Exhibition of the Arts by the NGV
Sublime to the Rediculous
(A personal opinion – without prejudice)
The Melbourne Now Exhibition this year was held over the two galleries of the NGV in the city. As part of our training for Visual Arts at Chisholm, we spent the day at both venues to look at, discuss and evaluate the works on display and how we relate to them as emerging artists.
Since the students from the Diploma and Advanced Diploma courses range in age from late teens through to quite mature adults, the variety of material was bound to have something in there for nearly everyone. The trick is of course, getting around the two galleries in enough time to see everything as well as taking time to stop and appreciate any particular item that might capture our attention. After all the idea is for us not to just browse or skip past, but to analyse and think about our reactions.

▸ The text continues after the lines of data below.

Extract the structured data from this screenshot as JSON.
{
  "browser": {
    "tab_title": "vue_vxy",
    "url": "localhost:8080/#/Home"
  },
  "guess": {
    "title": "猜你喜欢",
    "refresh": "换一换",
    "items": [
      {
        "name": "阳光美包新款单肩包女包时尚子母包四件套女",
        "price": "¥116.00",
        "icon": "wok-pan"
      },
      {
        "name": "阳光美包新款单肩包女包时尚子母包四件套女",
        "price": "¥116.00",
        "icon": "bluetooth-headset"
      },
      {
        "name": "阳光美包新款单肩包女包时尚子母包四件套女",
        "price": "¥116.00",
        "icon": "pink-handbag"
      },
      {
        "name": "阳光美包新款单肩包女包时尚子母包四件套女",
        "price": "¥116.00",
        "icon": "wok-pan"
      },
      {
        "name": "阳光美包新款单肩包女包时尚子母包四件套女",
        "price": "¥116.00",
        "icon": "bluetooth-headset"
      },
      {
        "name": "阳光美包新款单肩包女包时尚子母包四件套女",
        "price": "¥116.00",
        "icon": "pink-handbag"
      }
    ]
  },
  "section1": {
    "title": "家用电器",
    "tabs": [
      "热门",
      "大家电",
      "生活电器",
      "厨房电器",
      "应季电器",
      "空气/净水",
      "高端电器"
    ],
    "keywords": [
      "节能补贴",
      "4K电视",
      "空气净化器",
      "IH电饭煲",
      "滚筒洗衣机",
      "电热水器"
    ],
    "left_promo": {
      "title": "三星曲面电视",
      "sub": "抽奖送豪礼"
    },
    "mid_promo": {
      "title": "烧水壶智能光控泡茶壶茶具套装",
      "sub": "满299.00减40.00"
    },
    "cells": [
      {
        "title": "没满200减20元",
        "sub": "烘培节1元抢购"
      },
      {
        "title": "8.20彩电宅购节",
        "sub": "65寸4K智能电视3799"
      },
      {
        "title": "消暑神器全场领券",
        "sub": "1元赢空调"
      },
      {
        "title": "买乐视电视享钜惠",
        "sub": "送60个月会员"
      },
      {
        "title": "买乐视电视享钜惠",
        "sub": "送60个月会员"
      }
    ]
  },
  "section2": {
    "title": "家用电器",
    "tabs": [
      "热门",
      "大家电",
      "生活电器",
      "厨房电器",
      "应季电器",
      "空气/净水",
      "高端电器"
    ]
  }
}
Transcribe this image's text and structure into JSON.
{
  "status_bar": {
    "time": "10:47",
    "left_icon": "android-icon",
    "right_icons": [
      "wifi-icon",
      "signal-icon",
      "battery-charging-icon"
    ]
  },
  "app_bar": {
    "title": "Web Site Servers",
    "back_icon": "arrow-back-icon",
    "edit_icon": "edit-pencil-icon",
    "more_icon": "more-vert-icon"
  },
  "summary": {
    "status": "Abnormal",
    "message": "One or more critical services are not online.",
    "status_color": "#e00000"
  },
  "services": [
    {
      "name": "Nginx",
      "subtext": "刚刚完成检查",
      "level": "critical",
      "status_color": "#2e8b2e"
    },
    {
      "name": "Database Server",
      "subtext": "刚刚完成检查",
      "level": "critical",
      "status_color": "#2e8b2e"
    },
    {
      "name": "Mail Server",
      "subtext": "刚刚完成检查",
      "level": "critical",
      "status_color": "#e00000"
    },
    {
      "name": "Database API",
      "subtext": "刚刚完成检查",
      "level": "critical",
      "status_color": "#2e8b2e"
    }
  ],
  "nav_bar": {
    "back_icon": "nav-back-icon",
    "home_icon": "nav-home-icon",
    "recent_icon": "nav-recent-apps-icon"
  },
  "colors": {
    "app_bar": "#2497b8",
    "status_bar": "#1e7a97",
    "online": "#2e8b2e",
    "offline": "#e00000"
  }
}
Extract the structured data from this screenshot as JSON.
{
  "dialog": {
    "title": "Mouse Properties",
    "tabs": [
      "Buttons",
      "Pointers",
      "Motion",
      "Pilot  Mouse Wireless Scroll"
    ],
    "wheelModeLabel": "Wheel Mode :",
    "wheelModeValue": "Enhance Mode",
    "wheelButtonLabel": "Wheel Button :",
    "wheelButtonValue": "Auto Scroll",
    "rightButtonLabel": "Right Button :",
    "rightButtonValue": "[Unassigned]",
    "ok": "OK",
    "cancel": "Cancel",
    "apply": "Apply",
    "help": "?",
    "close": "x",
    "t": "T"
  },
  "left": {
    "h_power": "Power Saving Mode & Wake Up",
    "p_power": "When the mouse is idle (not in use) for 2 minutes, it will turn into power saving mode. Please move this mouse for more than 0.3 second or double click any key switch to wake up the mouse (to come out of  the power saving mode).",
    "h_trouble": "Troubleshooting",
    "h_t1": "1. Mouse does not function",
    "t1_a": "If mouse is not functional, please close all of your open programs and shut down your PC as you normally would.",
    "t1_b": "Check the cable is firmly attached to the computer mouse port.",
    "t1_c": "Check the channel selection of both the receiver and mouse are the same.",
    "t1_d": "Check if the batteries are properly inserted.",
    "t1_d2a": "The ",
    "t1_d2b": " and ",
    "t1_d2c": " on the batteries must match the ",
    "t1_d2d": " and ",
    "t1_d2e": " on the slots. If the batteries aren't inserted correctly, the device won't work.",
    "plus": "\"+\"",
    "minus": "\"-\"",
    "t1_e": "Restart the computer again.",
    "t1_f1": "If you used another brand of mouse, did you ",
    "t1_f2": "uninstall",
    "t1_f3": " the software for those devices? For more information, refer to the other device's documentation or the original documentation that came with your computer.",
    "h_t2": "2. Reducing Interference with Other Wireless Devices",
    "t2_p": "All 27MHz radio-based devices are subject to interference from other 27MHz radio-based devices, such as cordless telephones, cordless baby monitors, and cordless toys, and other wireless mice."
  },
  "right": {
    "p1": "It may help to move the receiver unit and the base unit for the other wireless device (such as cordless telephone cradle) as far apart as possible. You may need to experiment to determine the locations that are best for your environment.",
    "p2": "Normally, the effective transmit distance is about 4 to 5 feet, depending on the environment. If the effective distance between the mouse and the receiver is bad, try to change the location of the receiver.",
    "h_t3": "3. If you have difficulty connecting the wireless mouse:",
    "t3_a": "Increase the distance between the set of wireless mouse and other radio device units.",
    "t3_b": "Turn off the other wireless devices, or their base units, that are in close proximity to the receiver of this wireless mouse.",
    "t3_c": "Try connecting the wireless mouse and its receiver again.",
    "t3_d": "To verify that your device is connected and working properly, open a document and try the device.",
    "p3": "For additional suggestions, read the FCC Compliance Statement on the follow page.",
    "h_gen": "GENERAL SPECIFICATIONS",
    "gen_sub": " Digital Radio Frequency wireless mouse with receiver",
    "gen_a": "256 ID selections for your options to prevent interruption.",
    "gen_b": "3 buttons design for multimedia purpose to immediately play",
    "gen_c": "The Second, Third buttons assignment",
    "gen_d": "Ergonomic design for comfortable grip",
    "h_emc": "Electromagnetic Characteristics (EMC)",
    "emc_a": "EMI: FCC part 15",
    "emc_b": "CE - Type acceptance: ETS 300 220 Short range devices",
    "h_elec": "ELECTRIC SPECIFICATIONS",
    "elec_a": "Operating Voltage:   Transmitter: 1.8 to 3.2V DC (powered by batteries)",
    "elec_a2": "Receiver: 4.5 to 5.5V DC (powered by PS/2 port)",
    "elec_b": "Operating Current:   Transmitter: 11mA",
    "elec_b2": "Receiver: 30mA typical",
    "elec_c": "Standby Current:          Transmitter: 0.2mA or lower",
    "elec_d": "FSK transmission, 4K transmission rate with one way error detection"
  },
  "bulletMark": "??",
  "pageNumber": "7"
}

Having tutors with a good grounding in the arts scene in Australia is a bonus when doing this. At the Potter centre we were introduced to the exhibition by Philip Faulks. Philip has a creative and current arts practice, keeps up to date on what’s happening in the arts and also has a solid education in the arts. He gave us tips on various artists to look out for and why, making the process in that building easier.
In the St Kilda Road building, David Salter, tutor in Business Studies, Drawing, Arts Therapy and a previous regional gallery director introduced that part of the exhibition. David also has a deep grounding in the arts and very insightful comments. We talked about several of the works on display and how our reactions to such exhibitions inform us on our own sensibilities and possible directions we can head with our own work.
The idea behind the title and contents of the Melbourne Now Exhibition was to showcase the huge variety of cultures and creativity we have now compared to possibly twenty or thirty years ago. As a way of reaching and connecting with a wider audience I can see why this would work, even though personally as an artist, a lot of the pieces on display didn’t hold much appeal for me.
When confronted with an event like this I tend to return to my recently established practice of finding one or two positive things I can take away. I have chosen the two stand out pieces which were both in the Potter Centre.
- Possum Skin Cloak – Lorraine Connelly Nothey.
A wall construction of rusty barbed wire and corrugated iron.
This large wall piece even though sounding strange by using what farmers would normally toss, was beautifully designed. It flowed and had form, the shadows on the wall from the bent and circling wire made it more interesting and it captured my attention from the entrance.
- Methexical Countryscape – Brian Martin.
Charcoal on paper. These very large pieces were made up of smaller pieces of paper making up one large scene. The bush settings were immediately attractive to me and the flowing mark making from one sheet of paper to the next pulled each drawing together creating a “whole” impression. The intimate nature of the work was in opposition to the large size, but still invited me in to investigate what was going on.
- A variety of works by historic artists such as George Stubbs included in a few of the installations
A lot of work at this exhibition was contemporary and “bleeding edge”. The video installations were a bit over the top for some of us, as they were not unlike advertising material, going for that 30 second grab before they lost your attention. A bit too much in your face for my liking as I have left that part of my life behind. If video and multi media is to be a new direction in art, I personally would like to see it taking the best of what has gone before and giving it a fine art edge rather than that of a 30 second ad on TV. I feel that there is a way to create multi media and video that has the same effect as looking at a painting by a master artist where you look at it and sigh “oh wow” rather than gasping “oh Sh$t”. That especially goes for the room with the interactive sound in the NGV which is so loud I feel that OH&S laws are being broken. (keep your small kids out of that one)
Some of the other installations were frankly for me and some others I spoke to, very uninteresting and some even poorly done. Considering that many of the artists represented had BAs, Honours, or even Doctorates, the standard of some pieces had us shaking our heads.
To restore my inner balance at the end of the exhibition I went off to the Impressionists, 18th-20th Century painting exhibitions and to the newly installed Antiquities sections. There I drank in the beauty and masterful techniques from what is clearly becoming my kind of art. My reward to self for going through the process of investigation and analysis in the Melbourne Now Exhibition. Well worth a visit but for me… for the most part, not my kind of art.